A Master of Science thesis in Biomedical Engineering by Nour Majdi AlSawaftah entitled, “The Use of Transferrin and Ultrasound in Cancer Treatment”, submitted in May 2019. Thesis advisor is Dr. Ghaleb Husseini. Soft and hard copy available.

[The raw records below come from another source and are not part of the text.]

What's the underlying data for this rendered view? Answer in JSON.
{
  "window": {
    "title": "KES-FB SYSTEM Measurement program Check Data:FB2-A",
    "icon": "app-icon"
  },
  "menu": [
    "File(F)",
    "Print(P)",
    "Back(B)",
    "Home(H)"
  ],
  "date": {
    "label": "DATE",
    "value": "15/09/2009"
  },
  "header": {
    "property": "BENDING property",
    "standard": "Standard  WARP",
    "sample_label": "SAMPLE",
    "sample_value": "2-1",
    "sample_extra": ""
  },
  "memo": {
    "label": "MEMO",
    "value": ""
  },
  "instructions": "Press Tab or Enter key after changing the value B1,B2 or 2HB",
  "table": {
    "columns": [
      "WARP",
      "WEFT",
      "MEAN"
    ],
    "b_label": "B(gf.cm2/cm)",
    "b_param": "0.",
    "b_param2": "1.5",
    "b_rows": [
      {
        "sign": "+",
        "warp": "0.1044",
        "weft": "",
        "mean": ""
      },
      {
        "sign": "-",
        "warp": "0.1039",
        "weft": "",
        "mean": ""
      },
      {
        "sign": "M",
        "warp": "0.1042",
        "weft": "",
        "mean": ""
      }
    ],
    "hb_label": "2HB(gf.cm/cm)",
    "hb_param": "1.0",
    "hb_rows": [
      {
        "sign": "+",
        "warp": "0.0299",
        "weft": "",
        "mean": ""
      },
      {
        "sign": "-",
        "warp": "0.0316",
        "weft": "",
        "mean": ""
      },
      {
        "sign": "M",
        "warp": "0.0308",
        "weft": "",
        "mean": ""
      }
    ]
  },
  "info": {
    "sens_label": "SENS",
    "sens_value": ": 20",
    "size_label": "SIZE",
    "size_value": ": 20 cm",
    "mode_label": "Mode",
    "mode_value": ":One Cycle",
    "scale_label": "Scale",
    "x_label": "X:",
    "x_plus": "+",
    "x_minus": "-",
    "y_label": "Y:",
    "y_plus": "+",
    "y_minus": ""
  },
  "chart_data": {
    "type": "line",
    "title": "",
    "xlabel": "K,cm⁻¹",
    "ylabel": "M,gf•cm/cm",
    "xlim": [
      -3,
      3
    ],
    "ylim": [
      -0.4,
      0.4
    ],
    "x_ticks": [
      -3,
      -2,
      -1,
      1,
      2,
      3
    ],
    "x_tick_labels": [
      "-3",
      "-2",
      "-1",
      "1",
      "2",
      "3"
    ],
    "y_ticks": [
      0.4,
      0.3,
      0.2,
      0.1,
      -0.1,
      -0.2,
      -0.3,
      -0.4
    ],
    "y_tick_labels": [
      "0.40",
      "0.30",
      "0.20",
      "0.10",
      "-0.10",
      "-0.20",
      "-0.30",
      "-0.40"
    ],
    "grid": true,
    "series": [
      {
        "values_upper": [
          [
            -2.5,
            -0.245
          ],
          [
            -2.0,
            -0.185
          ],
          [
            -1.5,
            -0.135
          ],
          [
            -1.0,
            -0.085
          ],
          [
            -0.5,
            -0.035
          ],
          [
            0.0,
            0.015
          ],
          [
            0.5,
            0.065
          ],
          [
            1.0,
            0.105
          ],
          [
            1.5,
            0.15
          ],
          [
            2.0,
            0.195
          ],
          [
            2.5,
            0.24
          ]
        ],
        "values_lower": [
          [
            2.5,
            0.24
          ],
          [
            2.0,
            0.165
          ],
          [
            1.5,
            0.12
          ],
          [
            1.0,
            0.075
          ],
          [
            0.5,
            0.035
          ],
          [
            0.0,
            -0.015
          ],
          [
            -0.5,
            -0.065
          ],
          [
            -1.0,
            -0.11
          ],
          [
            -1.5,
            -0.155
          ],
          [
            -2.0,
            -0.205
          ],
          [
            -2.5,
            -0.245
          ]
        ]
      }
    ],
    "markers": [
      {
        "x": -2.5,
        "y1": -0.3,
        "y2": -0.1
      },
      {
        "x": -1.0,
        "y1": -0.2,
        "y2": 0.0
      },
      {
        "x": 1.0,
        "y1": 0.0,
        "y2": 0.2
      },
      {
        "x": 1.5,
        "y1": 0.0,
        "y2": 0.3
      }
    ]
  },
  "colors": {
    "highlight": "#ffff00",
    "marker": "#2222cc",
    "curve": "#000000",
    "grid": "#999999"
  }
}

Site-specific drug delivery represents an attractive approach in cancer treatment to reduce the undesirable side-effects of anticancer therapeutics and increase the accumulation of drugs at tumor sites. Surface modification of nanoparticles such as liposomes with targeting moieties specific to the receptors on the surface of tumor cells further improves the selectivity of liposomes, while external triggers such as ultrasound can be used to enhance the release of liposomal contents. In this study, the anticancer activity of PEGylated calcein-loaded liposomes targeted with transferrin (Tf) was evaluated. The sizes of liposomes were measured using dynamic light scattering; control liposomes were found to have an average diameter of 82.70±2.88 nm while transferrin liposomes had an average diameter of 87.54±4.81 nm. The presence of transferrin was established using the bicinchoninic acid (BCA) assay, and the total lipid content was quantified using the Stewart assay. Next, low-frequency ultrasound (LFUS) of 20 kHz at three power densities (7.46, 9.85, and 17.31 mW/cm2) and high-frequency ultrasound (HFUS) at two frequencies (1.07MHz and 3MHz) were used to release the contents of 3 batches of control and transferrin liposomes. For LFUS, the release profiles showed an increase in calcein release with increased power density and that transferrin-conjugated liposomes have a significantly higher release when compared to non-targeted liposomes at all three power densities. In addition, nine drug release kinetics’ models were utilized to model the LFUS release profiles. For both types of liposomes, the best fitting models were Korsmeyer-Peppas, Hixson-Crowell, Weibull and Hopfenberg. With regard to HFUS release; both types of liposomes showed a clear increase in release after each insonation; however, the release at 1.07 MHz was higher than that of 3 MHz even though the power density was higher at 3 MHz. Moreover, the release profile for transferrin liposomes showed a more linear increase with time, and the fraction release values tended to be higher than those obtained for control liposomes for both frequencies. Finally, the results of the in-vitro cell work indicated that Tf-modified liposomes coupled with US were able to enhance the intracellular uptake and cytotoxicity of the entrapped calcein by HeLa cells by around 80.09±30.08% compared to control liposomes.